 <div class="summary">
   <p class="sh"> Objectives of the week </p>
       <li> Some list element </li>
     <p> Some text </p>

   <p class="sh"> What I did </p>
       <li> Some list element </li>

   <p class="sh"> What I learned </p>
       <li> Some list element </li>

   <p class="sh"> If I had the time to go further... </p>
       <li> Some list element </li>

Update 06/02: Changing the theme

As I explained, I was not satisfied at all with my site theme. Here is a capture of the old version:

Old version of the site

After a few searches, I choose the simplex bootswatch theme. I kept mainly the same customization. I almost changed nothing in my extra.css file, excepted some colours. I also modified the gallery elements of my homepage. Here is the new version of my site. Not perfect yet but already better!

New version of the site

This was also the occasion to create a branch in git:

git branch theme
git checkout theme

Now I created a new local branch named theme and jump to it. Once I finished and validated the changes, I have to merge the two branches (theme and master).

git checkout master
git merge theme

git merge

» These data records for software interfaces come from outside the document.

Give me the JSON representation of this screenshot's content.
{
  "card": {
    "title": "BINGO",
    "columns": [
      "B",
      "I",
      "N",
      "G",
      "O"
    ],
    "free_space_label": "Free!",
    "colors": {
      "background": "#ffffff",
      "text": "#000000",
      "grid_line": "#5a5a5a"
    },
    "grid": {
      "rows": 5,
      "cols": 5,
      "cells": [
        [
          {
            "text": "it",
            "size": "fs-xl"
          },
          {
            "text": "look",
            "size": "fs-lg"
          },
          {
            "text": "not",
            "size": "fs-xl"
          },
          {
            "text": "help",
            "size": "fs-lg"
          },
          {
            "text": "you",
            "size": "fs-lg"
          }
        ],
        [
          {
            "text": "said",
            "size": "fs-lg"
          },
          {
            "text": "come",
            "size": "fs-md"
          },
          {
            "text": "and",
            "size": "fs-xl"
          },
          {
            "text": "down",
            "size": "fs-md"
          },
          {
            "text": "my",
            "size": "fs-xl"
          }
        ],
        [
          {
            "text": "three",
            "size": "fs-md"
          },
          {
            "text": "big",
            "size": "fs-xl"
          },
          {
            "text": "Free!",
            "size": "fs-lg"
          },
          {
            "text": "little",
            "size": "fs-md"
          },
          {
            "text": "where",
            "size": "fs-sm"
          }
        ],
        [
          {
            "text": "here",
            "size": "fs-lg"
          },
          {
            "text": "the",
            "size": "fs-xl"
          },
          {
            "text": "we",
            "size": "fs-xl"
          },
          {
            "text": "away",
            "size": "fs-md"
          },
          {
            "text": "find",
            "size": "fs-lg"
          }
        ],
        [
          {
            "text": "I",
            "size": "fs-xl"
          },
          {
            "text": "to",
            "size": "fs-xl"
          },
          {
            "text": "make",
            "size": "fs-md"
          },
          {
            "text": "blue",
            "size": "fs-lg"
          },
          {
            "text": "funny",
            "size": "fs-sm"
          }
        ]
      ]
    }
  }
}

Since I have not worked on the master branch, there are no conflict to handle, and I can now delete the theme branch.

git branch -d theme